John Gregory Ohio - Change Agent
There is a certain type of person who is more likely to get up and do something when it comes to finding solutions to problems. It might be anything from a social issue to a business or political matter, but they are the ones who are going to find answers to problems and try to get them implemented.
Such people are commonly referred to as change agents, or catalysts for change, and they typically share some common personality traits. They are not necessarily people who have any amount of formal authority, but they do share a clear vision of the problems that concern them, and clear ideas about addressing those issues for the better. They also have the ability to communicate their ideas to others, and often are charismatic people who can motivate others to take action.

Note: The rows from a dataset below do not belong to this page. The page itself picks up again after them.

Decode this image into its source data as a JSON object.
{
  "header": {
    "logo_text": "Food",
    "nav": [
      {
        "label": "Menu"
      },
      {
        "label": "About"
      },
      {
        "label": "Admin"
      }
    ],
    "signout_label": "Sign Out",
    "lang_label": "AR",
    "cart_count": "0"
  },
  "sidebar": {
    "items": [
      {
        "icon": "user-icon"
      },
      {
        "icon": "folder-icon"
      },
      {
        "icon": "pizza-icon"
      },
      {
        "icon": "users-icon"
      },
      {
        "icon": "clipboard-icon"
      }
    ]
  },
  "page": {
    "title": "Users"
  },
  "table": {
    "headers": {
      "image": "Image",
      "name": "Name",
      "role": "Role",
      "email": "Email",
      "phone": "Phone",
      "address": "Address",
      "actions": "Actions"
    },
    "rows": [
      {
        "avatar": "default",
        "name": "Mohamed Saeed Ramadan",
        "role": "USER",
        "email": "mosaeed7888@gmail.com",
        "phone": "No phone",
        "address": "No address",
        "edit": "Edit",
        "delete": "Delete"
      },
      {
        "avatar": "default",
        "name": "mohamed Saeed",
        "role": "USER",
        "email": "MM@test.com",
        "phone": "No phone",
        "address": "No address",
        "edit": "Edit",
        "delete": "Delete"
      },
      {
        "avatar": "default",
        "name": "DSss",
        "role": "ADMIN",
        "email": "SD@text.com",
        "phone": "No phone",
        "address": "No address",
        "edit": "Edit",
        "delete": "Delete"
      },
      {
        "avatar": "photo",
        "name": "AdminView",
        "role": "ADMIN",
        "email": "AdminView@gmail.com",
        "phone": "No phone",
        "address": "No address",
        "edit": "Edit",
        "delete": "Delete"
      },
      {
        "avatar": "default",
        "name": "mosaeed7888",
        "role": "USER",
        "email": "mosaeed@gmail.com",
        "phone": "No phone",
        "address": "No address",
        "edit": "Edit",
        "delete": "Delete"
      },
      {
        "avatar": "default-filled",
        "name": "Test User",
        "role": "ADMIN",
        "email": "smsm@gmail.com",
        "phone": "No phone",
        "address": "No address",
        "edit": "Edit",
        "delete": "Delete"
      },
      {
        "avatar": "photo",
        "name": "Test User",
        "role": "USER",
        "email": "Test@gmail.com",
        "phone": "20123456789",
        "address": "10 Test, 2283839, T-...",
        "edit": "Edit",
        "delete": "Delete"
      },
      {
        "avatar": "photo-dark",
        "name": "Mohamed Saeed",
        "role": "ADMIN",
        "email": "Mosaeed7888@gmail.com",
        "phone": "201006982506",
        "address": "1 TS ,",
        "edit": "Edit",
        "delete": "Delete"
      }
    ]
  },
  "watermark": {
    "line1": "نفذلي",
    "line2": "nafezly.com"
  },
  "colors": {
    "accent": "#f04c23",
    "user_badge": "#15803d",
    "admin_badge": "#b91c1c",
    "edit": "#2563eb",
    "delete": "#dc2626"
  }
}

Changes agents are usually patient, but also persistent. They know that they can't solve the issues they care about with a wave of their hand, but they also understand what Chinese philosopher Lao Tzu meant when he said that a journey of a thousand miles begins with a single step.
They know that to affect change, they need to ask tough questions, and connect people emotionally to their message. It is only when people are emotionally attached that they will move ahead. Change agents also know what they are talking about: they are knowledgeable and lead by example, and inspire trust in the people they are trying to reach.
John Gregory Ohio is the Founder and CEO of the National Center for Urban Solutions and is an agent for change who has become known as "The Solutions Man," for his ability to identify and help resolve serious urban issues.
John Gregory Ohio - Wellness Walk
Every year African American men die younger than they should, because they succumb to diseases that could have been prevented. The Centers for Disease Control say that they leading causes of premature death among African American men include heart disease, cancer, stroke, diabetes, and kidney disease. These diseases occur in black Americans with greater frequency than they do white Americans.
African American men develop high blood pressure earlier in life than to white men. Nearly forty-two percent of black men aged twenty and older develop high blood pressure. Black men also have much higher rates of cancer death than do white men – forty percent higher.
It is only natural that scientists wonder about the reason why this should be. Genetics, they say, plays a definite role in this, and so does the environment in which people live. Socioeconomic status plays a role, and so does racism, according to an Associate Dean of Clinical Affairs at the University of Texas Southwestern Medical Center. He says that all of us are vulnerable to the same illnesses, and disease rates and the response to treatment varies among individuals. But there are some issues that are unique to African Americans; he says that the way medicine is practiced and the availability of healthcare can be arbitrary, to the detriment of black Americans.
The African American Male Wellness Walk was founded by John Gregory, the founder and CEO of the National Center for Urban Solutions. The AAMWW seeks to raise awareness for preventable health diseases in African American men. What began as an event in one city has now spread to others across the country, and it gains more momentum each year. The 2015 marks the eleventh edition of the AAMWW. African American men receive free health screenings that in some cases detect previously unknown health issues. The walk is scheduled for Saturday, August 8th.